» **Exercise goal**
Go through the data below and copy each line that includes "this".

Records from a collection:
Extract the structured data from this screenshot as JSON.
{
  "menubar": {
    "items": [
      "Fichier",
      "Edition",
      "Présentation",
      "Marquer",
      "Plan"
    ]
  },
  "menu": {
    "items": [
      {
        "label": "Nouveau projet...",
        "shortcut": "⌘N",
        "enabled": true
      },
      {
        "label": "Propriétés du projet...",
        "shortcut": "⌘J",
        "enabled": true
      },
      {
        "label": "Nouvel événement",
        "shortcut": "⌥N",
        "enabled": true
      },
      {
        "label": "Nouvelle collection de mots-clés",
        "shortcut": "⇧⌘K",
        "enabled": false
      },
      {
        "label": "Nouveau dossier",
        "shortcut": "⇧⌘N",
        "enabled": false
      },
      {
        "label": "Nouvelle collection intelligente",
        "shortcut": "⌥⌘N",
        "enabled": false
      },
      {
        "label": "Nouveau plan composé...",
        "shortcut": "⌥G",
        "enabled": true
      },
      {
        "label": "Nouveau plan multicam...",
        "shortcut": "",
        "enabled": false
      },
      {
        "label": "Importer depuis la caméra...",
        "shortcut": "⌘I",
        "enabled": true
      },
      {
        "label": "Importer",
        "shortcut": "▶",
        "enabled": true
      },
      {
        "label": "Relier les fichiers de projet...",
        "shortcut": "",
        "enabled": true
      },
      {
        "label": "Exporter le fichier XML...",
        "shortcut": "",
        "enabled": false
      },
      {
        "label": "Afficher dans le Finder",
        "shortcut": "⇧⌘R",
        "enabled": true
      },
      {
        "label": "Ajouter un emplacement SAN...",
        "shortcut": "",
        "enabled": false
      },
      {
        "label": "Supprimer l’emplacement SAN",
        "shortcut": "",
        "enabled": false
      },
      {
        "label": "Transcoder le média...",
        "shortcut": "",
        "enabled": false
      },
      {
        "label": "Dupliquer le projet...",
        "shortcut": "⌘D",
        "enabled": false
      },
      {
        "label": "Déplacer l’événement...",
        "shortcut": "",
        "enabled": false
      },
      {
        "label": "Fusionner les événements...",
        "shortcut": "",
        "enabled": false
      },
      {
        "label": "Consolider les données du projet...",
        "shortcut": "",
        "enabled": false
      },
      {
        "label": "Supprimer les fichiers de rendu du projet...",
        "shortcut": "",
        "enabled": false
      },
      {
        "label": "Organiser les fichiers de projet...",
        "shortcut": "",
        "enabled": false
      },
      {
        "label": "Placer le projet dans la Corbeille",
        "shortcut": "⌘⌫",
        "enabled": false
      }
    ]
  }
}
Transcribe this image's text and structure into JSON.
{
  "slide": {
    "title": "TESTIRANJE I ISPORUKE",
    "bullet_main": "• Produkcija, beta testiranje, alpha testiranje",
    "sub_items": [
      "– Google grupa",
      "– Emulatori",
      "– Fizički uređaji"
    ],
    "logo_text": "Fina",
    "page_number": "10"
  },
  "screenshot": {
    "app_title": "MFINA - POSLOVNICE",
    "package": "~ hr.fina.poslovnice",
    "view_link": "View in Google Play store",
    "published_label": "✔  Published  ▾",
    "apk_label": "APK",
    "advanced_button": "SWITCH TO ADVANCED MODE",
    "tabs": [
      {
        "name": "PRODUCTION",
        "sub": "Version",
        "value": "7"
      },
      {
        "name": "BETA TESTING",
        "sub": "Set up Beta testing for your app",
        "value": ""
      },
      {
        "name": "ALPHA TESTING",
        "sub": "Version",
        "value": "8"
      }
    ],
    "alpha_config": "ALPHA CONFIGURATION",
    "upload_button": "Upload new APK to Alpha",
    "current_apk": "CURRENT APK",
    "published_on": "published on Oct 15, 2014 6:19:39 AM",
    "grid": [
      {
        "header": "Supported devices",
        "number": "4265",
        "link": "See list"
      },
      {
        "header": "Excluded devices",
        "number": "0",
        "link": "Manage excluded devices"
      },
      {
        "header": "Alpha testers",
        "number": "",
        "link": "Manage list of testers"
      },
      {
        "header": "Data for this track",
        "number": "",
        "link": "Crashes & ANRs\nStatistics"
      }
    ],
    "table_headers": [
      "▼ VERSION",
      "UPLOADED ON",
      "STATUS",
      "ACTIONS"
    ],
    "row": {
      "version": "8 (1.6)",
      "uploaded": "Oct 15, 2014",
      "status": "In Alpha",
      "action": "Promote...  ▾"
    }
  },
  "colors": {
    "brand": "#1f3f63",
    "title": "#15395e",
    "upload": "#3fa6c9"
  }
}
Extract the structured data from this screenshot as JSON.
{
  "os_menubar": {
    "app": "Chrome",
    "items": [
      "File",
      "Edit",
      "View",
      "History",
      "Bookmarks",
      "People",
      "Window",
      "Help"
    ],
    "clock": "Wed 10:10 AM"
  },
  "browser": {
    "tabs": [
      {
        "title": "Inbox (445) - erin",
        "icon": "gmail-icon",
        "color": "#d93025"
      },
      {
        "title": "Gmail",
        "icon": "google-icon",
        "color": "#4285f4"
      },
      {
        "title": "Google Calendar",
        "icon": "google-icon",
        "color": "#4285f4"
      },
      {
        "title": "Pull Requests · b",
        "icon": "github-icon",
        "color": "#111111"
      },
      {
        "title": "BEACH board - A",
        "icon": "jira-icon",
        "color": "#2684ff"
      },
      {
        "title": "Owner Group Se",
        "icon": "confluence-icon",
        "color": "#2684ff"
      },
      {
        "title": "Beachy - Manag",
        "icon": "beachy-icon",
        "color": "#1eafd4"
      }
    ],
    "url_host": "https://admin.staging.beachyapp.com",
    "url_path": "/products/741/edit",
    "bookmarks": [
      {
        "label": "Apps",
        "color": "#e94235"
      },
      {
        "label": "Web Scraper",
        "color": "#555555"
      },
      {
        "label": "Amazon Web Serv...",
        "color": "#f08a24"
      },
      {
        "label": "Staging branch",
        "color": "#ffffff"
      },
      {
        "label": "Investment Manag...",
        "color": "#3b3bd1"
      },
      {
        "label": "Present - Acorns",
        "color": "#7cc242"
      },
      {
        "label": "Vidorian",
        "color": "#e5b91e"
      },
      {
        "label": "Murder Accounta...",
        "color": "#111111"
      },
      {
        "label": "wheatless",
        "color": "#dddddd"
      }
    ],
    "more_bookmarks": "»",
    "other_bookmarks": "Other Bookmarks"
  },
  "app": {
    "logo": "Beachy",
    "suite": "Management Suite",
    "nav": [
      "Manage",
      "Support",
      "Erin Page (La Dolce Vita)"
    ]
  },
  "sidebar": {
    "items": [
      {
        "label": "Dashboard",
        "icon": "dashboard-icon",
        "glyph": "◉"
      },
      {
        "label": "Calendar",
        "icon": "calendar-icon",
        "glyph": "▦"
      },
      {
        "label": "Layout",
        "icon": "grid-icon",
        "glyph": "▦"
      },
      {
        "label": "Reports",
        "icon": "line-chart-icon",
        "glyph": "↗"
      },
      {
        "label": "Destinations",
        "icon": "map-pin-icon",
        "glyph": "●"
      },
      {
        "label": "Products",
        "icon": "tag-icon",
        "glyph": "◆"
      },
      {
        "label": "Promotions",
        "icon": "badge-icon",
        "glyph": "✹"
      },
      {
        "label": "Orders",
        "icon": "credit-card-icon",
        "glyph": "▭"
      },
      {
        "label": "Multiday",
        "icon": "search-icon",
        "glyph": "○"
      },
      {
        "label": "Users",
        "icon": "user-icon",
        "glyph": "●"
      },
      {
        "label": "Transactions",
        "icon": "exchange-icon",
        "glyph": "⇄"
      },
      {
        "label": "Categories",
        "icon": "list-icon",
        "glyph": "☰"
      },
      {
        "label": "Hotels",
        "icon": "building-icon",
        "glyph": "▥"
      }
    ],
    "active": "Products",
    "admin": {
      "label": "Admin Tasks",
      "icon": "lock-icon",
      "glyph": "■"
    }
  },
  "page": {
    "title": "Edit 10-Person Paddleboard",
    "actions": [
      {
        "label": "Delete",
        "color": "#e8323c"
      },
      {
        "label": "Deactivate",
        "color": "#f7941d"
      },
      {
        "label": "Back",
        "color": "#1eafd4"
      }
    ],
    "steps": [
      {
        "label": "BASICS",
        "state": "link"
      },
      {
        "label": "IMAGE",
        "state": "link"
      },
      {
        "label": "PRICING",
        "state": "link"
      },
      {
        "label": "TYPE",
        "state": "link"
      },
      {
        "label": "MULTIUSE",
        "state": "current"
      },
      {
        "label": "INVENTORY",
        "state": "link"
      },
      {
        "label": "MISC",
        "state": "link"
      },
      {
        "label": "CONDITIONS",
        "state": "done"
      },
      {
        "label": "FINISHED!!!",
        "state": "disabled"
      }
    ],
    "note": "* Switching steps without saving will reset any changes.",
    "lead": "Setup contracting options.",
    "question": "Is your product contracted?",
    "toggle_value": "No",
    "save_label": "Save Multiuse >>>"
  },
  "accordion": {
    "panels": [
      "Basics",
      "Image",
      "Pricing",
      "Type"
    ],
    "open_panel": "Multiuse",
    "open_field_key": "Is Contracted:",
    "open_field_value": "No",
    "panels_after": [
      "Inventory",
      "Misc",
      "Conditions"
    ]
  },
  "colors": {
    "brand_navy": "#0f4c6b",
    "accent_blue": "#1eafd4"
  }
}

» **Answer box**
Extract the structured data from this screenshot as JSON.
Transcribe this image's text and structure into JSON.
        "header": "Data for this track",
Extract the structured data from this screenshot as JSON.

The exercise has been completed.